Check every line of the entries for the string "title" and return the ones that contain it.

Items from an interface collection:
* * * * * * *

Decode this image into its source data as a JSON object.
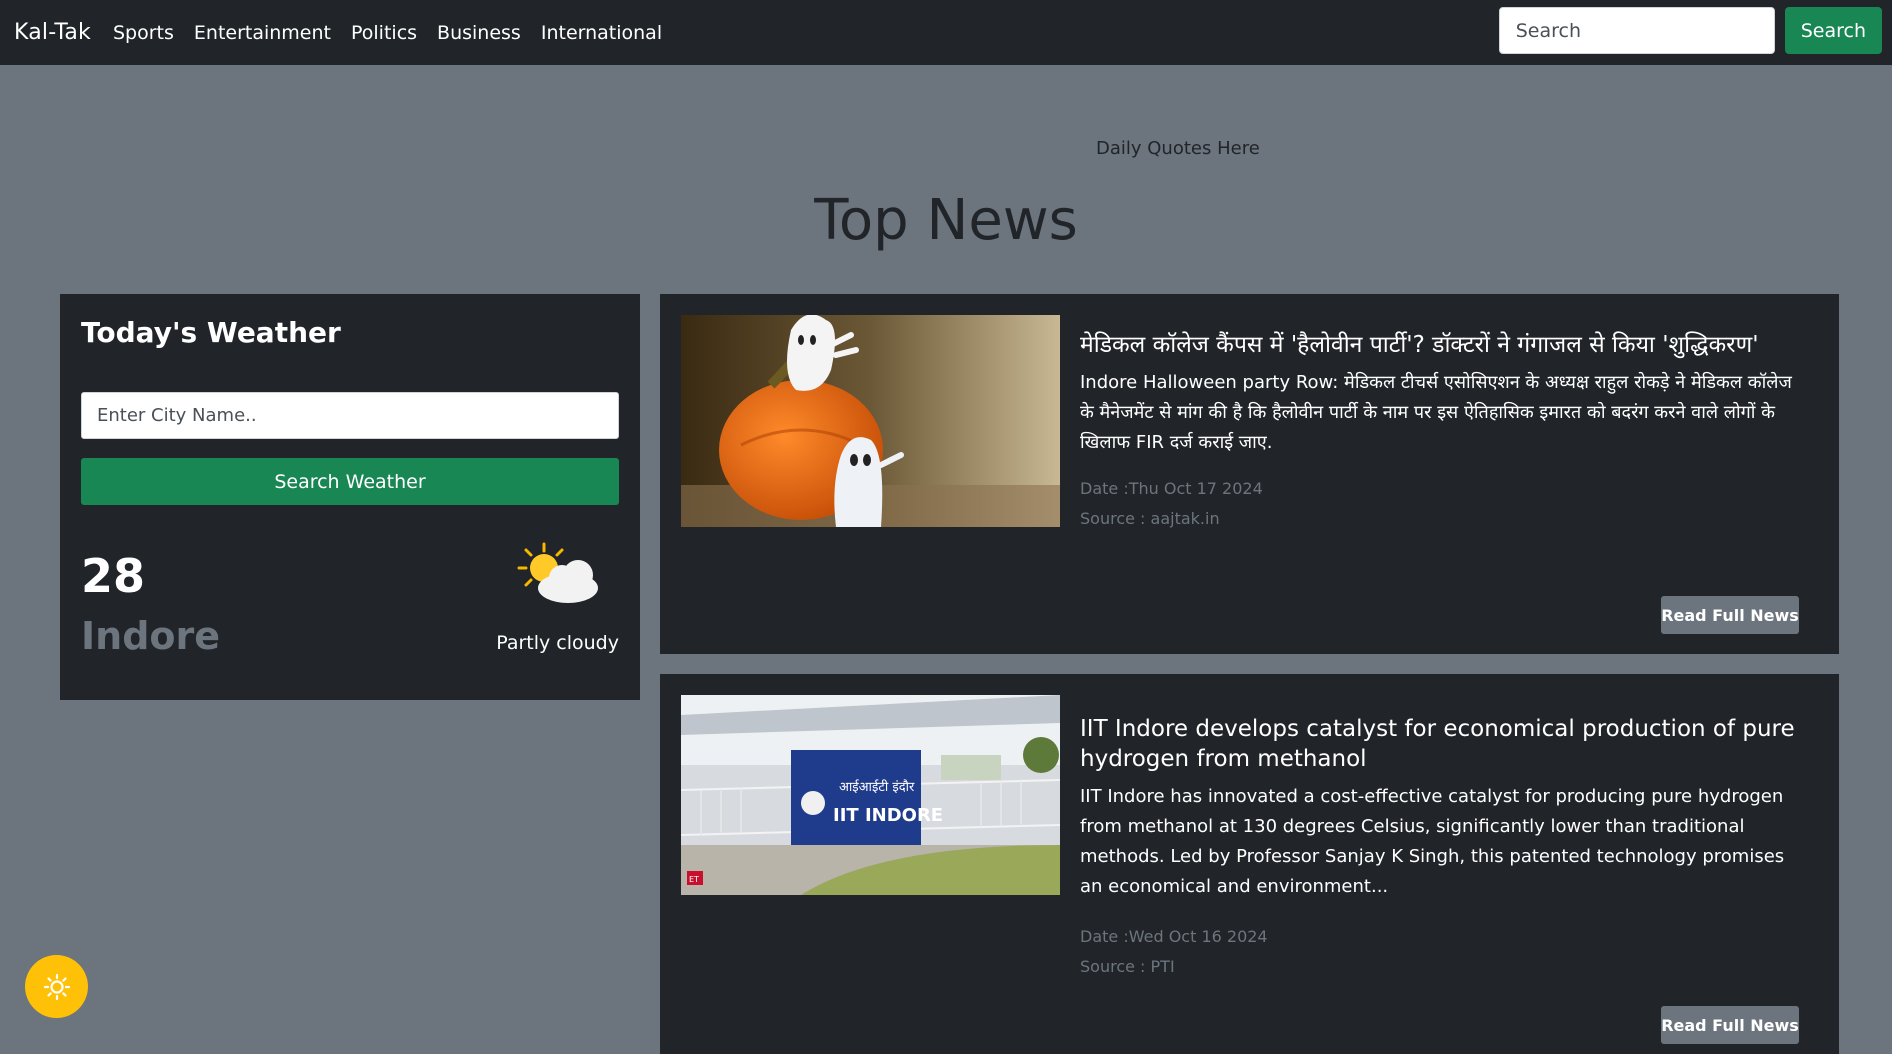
{
  "navbar": {
    "brand": "Kal-Tak",
    "links": [
      "Sports",
      "Entertainment",
      "Politics",
      "Business",
      "International"
    ],
    "search_placeholder": "Search",
    "search_button": "Search"
  },
  "quote": "Daily Quotes Here",
  "heading": "Top News",
  "weather": {
    "title": "Today's Weather",
    "city_placeholder": "Enter City Name..",
    "button": "Search Weather",
    "temperature": "28",
    "city": "Indore",
    "condition": "Partly cloudy",
    "icon": "partly-cloudy-icon"
  },
  "news": [
    {
      "title": "मेडिकल कॉलेज कैंपस में 'हैलोवीन पार्टी'? डॉक्टरों ने गंगाजल से किया 'शुद्धिकरण'",
      "description": "Indore Halloween party Row: मेडिकल टीचर्स एसोसिएशन के अध्यक्ष राहुल रोकड़े ने मेडिकल कॉलेज के मैनेजमेंट से मांग की है कि हैलोवीन पार्टी के नाम पर इस ऐतिहासिक इमारत को बदरंग करने वाले लोगों के खिलाफ FIR दर्ज कराई जाए.",
      "date": "Date :Thu Oct 17 2024",
      "source": "Source : aajtak.in",
      "button": "Read Full News",
      "image": "halloween-pumpkin-ghosts-image"
    },
    {
      "title": "IIT Indore develops catalyst for economical production of pure hydrogen from methanol",
      "description": "IIT Indore has innovated a cost-effective catalyst for producing pure hydrogen from methanol at 130 degrees Celsius, significantly lower than traditional methods. Led by Professor Sanjay K Singh, this patented technology promises an economical and environment...",
      "date": "Date :Wed Oct 16 2024",
      "source": "Source : PTI",
      "button": "Read Full News",
      "image": "iit-indore-gate-image",
      "image_sign": "आईआईटी इंदौर",
      "image_sign_en": "IIT INDORE",
      "image_badge": "ET"
    }
  ],
  "theme_toggle_icon": "sun-icon"
}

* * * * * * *

TASK RESPONSE
    "title": "Today's Weather",
      "title": "मेडिकल कॉलेज कैंपस में 'हैलोवीन पार्टी'? डॉक्टरों ने गंगाजल से किया 'शुद्धिकरण'",
      "title": "IIT Indore develops catalyst for economical production of pure hydrogen from methanol",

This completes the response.